*ENTRIES PROVIDED*
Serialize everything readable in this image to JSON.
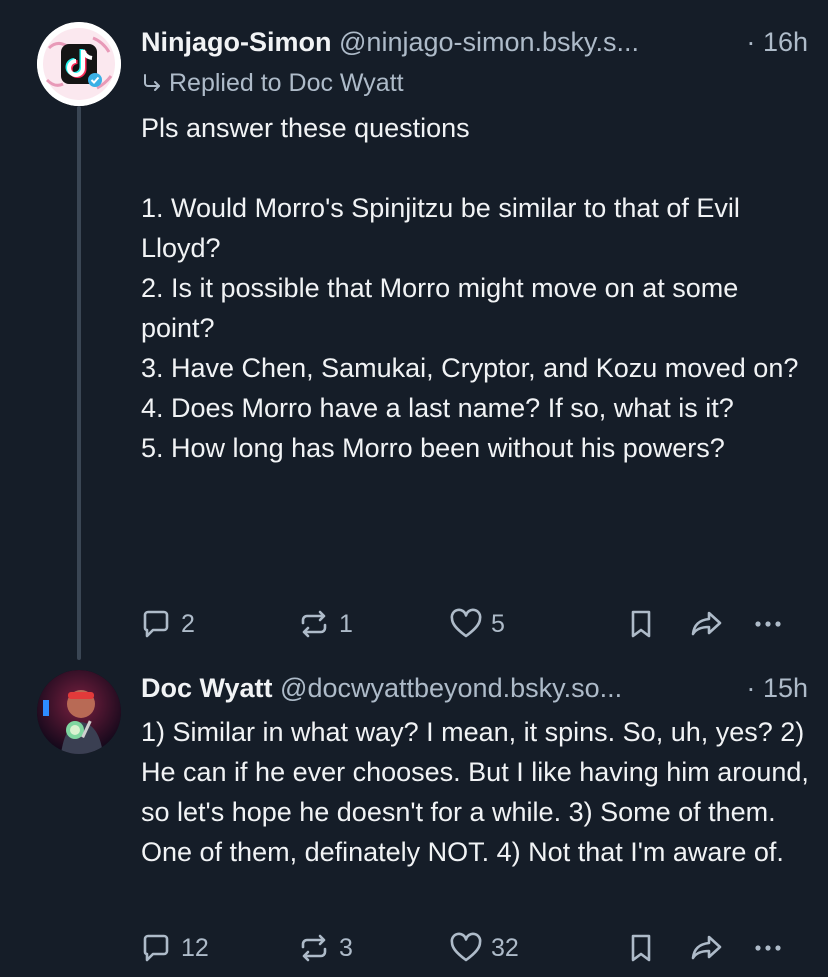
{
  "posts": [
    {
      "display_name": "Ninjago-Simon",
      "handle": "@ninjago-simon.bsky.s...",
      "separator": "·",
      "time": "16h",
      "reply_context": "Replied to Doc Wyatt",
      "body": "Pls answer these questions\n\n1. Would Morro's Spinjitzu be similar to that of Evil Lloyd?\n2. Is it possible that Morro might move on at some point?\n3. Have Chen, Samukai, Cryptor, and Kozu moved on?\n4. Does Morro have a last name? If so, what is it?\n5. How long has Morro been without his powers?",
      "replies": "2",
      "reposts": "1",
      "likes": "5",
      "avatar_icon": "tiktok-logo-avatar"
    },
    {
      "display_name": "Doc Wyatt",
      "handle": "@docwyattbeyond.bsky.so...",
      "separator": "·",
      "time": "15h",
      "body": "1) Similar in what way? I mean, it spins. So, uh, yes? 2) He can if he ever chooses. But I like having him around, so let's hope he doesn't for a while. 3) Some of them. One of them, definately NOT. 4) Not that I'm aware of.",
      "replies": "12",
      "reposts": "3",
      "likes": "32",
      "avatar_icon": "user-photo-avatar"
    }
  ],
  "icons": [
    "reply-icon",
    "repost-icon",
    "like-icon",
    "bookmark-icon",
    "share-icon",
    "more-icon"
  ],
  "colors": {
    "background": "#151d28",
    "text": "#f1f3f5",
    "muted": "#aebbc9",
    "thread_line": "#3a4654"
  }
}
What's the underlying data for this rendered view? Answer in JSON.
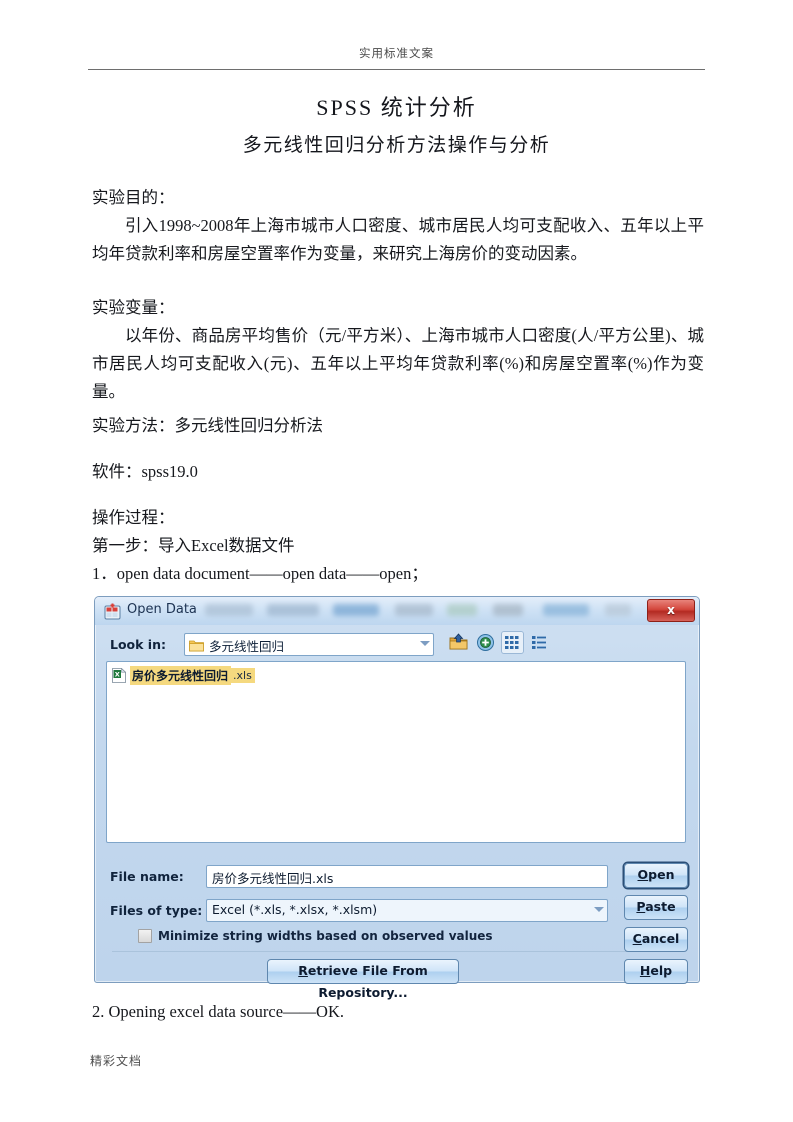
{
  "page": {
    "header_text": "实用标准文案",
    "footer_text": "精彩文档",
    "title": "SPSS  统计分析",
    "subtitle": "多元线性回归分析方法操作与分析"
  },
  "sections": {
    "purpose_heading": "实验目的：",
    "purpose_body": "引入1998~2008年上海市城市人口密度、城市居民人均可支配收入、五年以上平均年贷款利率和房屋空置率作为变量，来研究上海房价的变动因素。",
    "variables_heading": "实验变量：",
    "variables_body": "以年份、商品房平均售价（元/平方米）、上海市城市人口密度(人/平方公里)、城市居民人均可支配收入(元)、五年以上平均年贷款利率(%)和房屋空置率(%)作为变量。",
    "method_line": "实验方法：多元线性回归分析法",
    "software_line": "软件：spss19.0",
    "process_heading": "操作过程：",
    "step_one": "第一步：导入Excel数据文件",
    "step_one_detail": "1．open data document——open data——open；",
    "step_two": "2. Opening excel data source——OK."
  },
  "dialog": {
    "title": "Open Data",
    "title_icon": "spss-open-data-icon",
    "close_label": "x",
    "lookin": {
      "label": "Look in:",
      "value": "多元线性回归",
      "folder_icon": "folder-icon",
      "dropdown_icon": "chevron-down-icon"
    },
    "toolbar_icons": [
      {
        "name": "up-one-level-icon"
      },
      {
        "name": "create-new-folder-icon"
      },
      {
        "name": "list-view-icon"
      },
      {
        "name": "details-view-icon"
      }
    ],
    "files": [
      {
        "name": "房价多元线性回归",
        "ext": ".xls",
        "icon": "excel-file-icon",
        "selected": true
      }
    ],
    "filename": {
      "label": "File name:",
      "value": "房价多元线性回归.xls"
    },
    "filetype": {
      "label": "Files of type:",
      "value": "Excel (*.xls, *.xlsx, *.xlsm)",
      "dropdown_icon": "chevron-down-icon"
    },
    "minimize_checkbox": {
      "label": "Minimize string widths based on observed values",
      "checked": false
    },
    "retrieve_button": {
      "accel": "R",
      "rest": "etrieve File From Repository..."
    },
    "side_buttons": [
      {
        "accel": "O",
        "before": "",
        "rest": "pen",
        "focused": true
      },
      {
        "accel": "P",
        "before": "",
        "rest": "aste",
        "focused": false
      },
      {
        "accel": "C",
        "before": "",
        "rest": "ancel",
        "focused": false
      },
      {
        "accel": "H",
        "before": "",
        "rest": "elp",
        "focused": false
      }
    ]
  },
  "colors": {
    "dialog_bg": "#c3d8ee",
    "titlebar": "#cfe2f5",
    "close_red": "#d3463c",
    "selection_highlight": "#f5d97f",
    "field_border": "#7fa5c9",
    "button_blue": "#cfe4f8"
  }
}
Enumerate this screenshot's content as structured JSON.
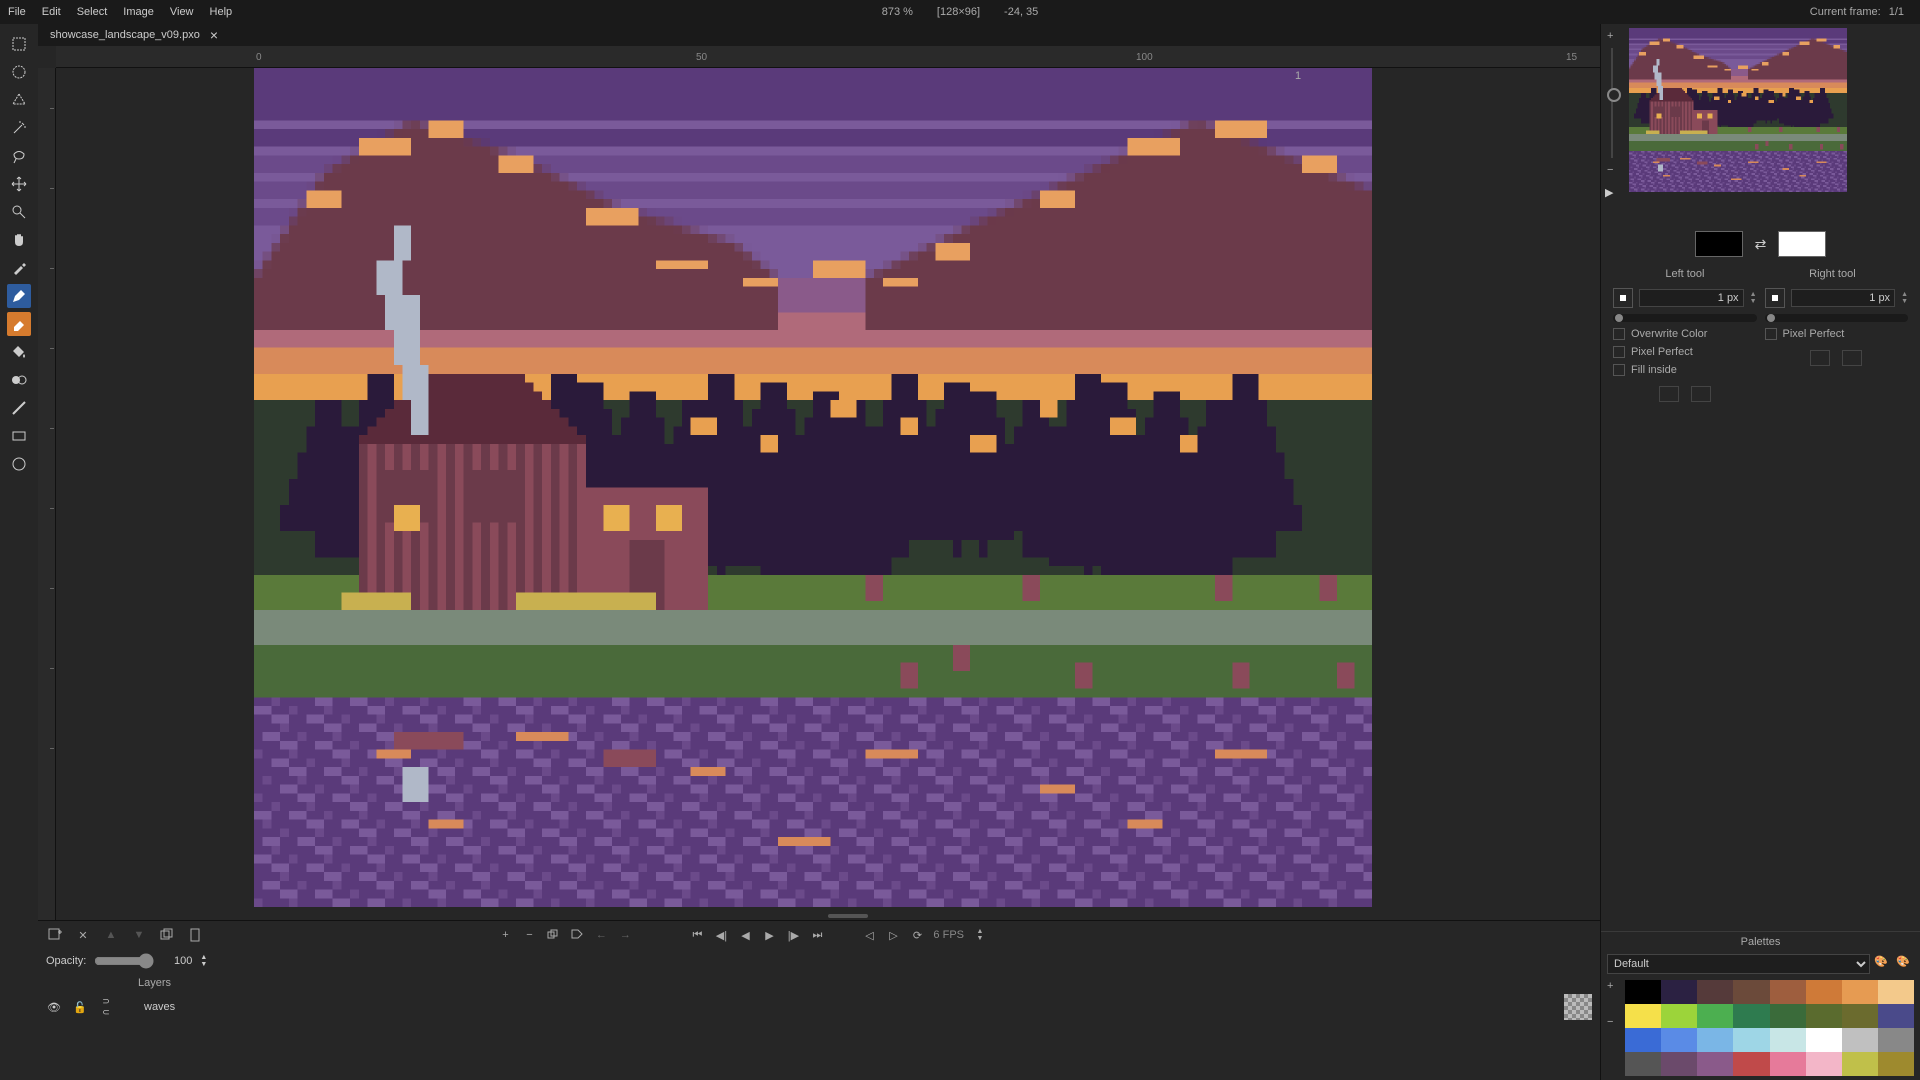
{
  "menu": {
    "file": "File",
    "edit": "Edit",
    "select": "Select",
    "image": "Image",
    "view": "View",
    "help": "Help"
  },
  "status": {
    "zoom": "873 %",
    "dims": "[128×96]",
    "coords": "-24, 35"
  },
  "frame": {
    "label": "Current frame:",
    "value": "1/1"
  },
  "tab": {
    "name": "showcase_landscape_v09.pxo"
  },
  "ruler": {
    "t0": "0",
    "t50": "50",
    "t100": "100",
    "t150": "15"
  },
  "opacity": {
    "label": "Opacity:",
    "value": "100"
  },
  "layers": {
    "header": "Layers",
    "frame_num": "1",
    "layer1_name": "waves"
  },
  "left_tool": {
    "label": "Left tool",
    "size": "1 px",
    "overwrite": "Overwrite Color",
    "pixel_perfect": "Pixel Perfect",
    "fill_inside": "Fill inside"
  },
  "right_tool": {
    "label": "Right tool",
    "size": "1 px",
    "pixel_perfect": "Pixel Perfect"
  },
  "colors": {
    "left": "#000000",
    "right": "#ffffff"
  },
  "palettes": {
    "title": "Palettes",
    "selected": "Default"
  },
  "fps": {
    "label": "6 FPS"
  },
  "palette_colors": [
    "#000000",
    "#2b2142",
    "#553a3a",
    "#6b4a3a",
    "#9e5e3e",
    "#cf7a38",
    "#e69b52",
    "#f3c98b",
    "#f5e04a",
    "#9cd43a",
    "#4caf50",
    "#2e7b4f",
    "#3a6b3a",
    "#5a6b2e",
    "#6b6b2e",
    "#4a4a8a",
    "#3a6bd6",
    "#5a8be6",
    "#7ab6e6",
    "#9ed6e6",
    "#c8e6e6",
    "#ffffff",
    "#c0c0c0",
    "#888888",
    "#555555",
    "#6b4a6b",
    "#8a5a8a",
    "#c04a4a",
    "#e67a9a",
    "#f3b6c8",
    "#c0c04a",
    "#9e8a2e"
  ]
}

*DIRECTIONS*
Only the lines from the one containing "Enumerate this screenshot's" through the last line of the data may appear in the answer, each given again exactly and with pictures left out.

*SOLVED PROBLEM*
Enumerate this screenshot's content as structured JSON.
{
  "menu": {
    "file": "File",
    "edit": "Edit",
    "select": "Select",
    "image": "Image",
    "view": "View",
    "help": "Help"
  },
  "status": {
    "zoom": "873 %",
    "dims": "[128×96]",
    "coords": "-24, 35"
  },
  "frame": {
    "label": "Current frame:",
    "value": "1/1"
  },
  "tab": {
    "name": "showcase_landscape_v09.pxo"
  },
  "ruler": {
    "t0": "0",
    "t50": "50",
    "t100": "100",
    "t150": "15"
  },
  "opacity": {
    "label": "Opacity:",
    "value": "100"
  },
  "layers": {
    "header": "Layers",
    "frame_num": "1",
    "layer1_name": "waves"
  },
  "left_tool": {
    "label": "Left tool",
    "size": "1 px",
    "overwrite": "Overwrite Color",
    "pixel_perfect": "Pixel Perfect",
    "fill_inside": "Fill inside"
  },
  "right_tool": {
    "label": "Right tool",
    "size": "1 px",
    "pixel_perfect": "Pixel Perfect"
  },
  "colors": {
    "left": "#000000",
    "right": "#ffffff"
  },
  "palettes": {
    "title": "Palettes",
    "selected": "Default"
  },
  "fps": {
    "label": "6 FPS"
  },
  "palette_colors": [
    "#000000",
    "#2b2142",
    "#553a3a",
    "#6b4a3a",
    "#9e5e3e",
    "#cf7a38",
    "#e69b52",
    "#f3c98b",
    "#f5e04a",
    "#9cd43a",
    "#4caf50",
    "#2e7b4f",
    "#3a6b3a",
    "#5a6b2e",
    "#6b6b2e",
    "#4a4a8a",
    "#3a6bd6",
    "#5a8be6",
    "#7ab6e6",
    "#9ed6e6",
    "#c8e6e6",
    "#ffffff",
    "#c0c0c0",
    "#888888",
    "#555555",
    "#6b4a6b",
    "#8a5a8a",
    "#c04a4a",
    "#e67a9a",
    "#f3b6c8",
    "#c0c04a",
    "#9e8a2e"
  ]
}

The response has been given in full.